Segment Start: GIVEN RECORDS
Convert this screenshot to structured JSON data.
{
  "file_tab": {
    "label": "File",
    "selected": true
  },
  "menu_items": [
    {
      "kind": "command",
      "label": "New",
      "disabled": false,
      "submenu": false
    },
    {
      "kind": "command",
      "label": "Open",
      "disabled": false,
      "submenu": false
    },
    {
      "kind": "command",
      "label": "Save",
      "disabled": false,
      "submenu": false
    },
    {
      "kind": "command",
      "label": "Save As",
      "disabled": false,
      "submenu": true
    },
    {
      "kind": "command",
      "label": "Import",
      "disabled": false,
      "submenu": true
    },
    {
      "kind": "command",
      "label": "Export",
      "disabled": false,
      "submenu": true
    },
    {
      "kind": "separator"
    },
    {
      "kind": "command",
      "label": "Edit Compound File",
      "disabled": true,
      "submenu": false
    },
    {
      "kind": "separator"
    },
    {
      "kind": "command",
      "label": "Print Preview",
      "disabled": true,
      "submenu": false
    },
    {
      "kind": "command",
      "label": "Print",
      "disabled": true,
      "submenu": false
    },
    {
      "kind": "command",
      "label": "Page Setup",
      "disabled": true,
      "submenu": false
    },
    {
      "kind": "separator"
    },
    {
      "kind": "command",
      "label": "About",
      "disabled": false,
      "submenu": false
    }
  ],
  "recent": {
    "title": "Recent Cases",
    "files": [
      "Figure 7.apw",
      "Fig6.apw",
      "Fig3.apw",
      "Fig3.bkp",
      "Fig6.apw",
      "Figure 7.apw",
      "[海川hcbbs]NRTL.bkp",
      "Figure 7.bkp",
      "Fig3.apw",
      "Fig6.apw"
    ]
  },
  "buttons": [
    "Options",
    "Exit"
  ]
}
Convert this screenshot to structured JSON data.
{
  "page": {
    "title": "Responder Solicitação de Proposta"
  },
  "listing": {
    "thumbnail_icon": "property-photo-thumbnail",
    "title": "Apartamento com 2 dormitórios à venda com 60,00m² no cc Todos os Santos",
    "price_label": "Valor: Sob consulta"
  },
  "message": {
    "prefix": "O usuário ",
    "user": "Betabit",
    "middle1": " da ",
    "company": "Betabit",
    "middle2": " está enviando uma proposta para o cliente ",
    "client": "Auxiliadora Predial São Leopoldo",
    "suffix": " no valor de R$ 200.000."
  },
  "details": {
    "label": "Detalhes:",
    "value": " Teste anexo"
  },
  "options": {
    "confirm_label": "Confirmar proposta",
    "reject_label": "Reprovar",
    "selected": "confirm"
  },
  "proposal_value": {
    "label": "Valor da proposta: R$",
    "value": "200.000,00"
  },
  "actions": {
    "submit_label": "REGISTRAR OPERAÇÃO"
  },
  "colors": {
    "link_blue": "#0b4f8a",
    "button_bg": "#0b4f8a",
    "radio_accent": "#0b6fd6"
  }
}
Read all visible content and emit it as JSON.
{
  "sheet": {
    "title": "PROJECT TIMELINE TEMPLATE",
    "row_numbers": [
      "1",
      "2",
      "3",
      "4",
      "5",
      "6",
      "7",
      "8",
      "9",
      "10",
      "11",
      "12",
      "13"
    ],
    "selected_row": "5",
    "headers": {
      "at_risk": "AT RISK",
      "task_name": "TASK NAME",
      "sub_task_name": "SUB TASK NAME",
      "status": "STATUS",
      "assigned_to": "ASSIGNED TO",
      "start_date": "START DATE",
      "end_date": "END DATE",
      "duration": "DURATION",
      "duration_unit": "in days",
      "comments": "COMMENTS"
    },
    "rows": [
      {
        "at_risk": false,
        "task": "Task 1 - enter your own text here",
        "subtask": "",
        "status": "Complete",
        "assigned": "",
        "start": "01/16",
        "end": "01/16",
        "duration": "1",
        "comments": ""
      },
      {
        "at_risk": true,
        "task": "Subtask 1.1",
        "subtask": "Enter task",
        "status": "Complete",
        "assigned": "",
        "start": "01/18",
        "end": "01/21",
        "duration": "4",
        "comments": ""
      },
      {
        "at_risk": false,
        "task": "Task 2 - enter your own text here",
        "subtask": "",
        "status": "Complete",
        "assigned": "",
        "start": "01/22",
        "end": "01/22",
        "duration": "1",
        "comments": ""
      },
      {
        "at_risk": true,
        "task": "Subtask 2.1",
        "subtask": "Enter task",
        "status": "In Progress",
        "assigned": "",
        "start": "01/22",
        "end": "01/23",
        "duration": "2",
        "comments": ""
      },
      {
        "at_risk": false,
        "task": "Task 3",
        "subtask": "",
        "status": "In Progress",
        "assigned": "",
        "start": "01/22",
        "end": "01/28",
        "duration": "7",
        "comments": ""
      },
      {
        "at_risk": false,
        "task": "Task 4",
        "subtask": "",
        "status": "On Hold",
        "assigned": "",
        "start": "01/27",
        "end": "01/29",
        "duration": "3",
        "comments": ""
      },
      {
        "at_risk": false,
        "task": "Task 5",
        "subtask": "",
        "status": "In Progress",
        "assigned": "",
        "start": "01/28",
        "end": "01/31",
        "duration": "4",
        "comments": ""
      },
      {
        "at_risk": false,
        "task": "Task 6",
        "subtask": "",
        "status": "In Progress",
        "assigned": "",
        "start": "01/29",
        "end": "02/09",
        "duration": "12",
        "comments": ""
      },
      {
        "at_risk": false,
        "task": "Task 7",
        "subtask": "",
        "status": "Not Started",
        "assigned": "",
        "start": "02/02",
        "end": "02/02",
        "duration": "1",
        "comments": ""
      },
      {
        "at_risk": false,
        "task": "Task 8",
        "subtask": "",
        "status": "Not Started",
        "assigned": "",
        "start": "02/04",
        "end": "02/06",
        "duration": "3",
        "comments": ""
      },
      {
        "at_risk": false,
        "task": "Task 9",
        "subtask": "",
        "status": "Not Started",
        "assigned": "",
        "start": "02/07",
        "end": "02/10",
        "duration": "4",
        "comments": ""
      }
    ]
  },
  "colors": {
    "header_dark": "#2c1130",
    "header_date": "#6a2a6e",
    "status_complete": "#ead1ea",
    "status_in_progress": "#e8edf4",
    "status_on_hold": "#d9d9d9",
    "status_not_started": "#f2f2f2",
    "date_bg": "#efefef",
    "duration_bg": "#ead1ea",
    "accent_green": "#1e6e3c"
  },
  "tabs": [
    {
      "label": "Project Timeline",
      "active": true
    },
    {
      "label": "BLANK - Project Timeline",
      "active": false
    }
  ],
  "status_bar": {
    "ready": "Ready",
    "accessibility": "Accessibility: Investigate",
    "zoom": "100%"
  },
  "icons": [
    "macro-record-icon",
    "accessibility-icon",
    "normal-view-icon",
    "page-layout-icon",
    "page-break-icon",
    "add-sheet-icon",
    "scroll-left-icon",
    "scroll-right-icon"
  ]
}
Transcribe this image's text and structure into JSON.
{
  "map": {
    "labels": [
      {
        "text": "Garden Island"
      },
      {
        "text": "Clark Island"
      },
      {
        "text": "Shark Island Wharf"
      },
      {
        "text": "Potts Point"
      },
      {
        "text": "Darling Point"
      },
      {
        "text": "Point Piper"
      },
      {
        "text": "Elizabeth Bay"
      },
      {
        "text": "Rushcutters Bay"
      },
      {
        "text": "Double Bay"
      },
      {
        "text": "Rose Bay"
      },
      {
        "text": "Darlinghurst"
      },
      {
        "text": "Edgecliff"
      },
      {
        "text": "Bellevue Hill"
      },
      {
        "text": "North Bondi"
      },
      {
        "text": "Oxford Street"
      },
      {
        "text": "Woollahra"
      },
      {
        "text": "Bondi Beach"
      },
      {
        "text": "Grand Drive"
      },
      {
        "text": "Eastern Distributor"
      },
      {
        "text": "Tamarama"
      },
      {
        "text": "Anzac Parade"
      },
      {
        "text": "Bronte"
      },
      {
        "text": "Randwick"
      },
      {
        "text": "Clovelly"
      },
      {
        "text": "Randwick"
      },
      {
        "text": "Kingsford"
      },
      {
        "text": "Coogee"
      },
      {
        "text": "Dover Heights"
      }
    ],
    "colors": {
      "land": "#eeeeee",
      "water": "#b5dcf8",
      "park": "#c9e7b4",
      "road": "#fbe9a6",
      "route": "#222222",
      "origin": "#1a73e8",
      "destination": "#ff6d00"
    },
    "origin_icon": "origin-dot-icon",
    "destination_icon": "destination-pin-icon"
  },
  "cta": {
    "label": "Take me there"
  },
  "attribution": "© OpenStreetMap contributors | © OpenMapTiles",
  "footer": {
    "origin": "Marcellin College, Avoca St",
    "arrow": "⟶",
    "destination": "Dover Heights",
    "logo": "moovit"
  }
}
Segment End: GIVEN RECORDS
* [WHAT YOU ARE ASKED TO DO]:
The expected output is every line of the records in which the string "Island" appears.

* [RESPONSE BELOW]:
        "text": "Garden Island"
        "text": "Clark Island"
        "text": "Shark Island Wharf"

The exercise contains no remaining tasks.